▶ _ABOUT THIS EXERCISE_
Print the entries exactly; skip the pictures.

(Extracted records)
____

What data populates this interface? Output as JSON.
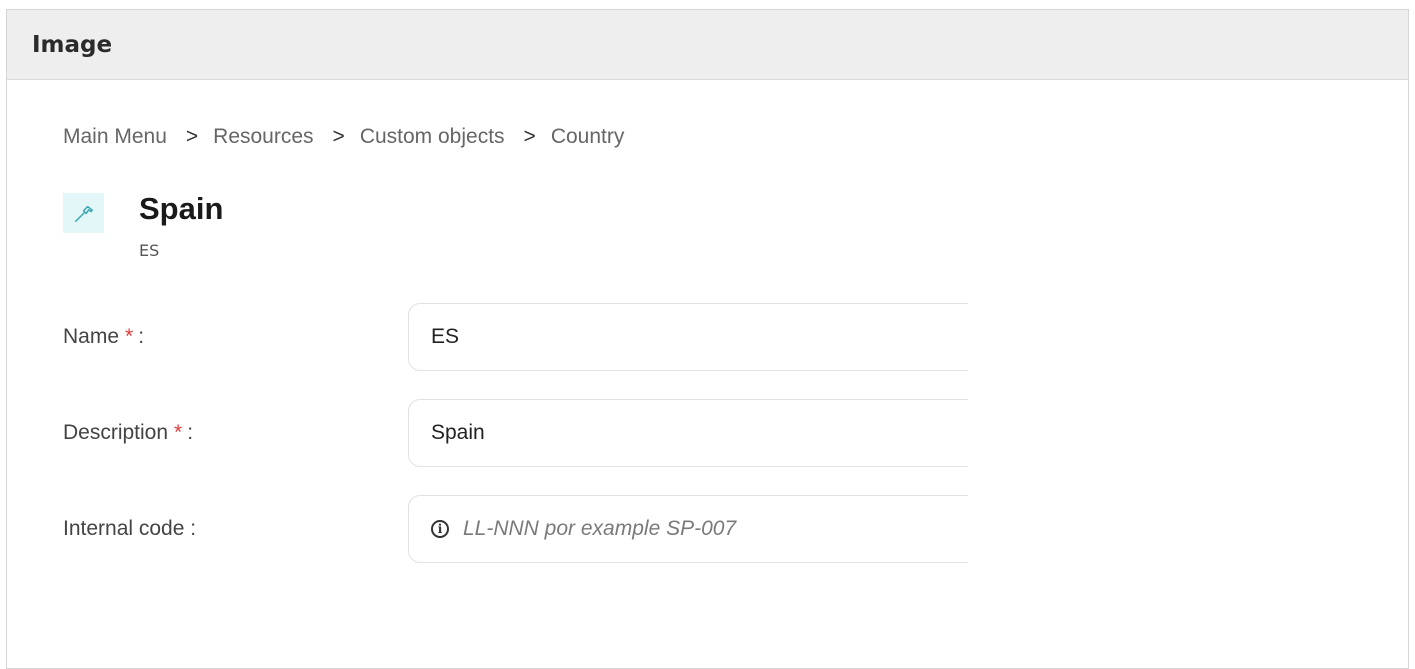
{
  "panel": {
    "title": "Image"
  },
  "breadcrumb": {
    "items": [
      "Main Menu",
      "Resources",
      "Custom objects",
      "Country"
    ],
    "separator": ">"
  },
  "record": {
    "icon": "hammer-icon",
    "title": "Spain",
    "code": "ES"
  },
  "form": {
    "name": {
      "label": "Name",
      "required_mark": "*",
      "colon": ":",
      "value": "ES"
    },
    "description": {
      "label": "Description",
      "required_mark": "*",
      "colon": ":",
      "value": "Spain"
    },
    "internal_code": {
      "label": "Internal code :",
      "placeholder": "LL-NNN por example SP-007",
      "icon": "info-icon"
    }
  },
  "colors": {
    "required": "#e03c3c",
    "icon_bg": "#e3f7f8",
    "icon_stroke": "#3aa6b0",
    "header_bg": "#eeeeee"
  }
}
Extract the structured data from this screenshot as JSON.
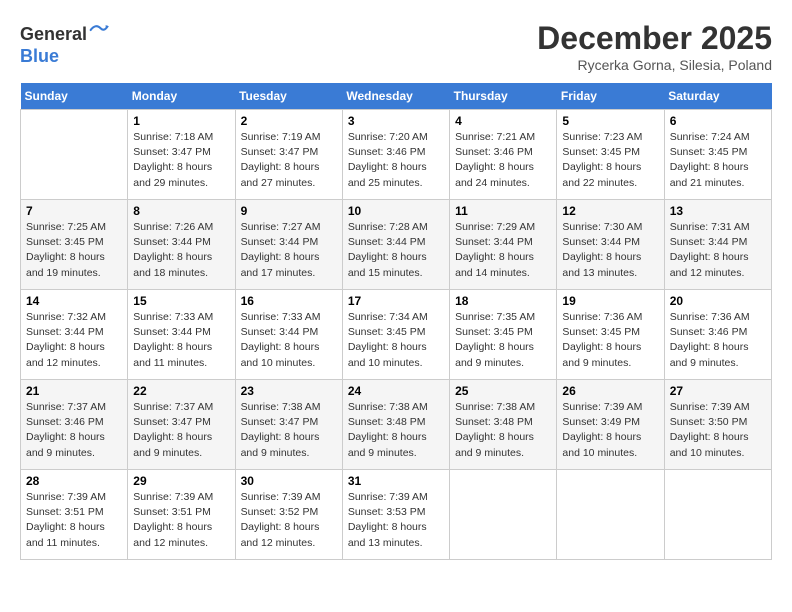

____

▶ _EXERCISE ANSWER_
What data populates this interface? Output as JSON.
{
  "panel": {
    "title": "Image"
  },
  "breadcrumb": {
    "items": [
      "Main Menu",
      "Resources",
      "Custom objects",
      "Country"
    ],
    "separator": ">"
  },
  "record": {
    "icon": "hammer-icon",
    "title": "Spain",
    "code": "ES"
  },
  "form": {
    "name": {
      "label": "Name",
      "required_mark": "*",
      "colon": ":",
      "value": "ES"
    },
    "description": {
      "label": "Description",
      "required_mark": "*",
      "colon": ":",
      "value": "Spain"
    },
    "internal_code": {
      "label": "Internal code :",
      "placeholder": "LL-NNN por example SP-007",
      "icon": "info-icon"
    }
  },
  "colors": {
    "required": "#e03c3c",
    "icon_bg": "#e3f7f8",
    "icon_stroke": "#3aa6b0",
    "header_bg": "#eeeeee"
  }
}
Extract the structured data from this screenshot as JSON.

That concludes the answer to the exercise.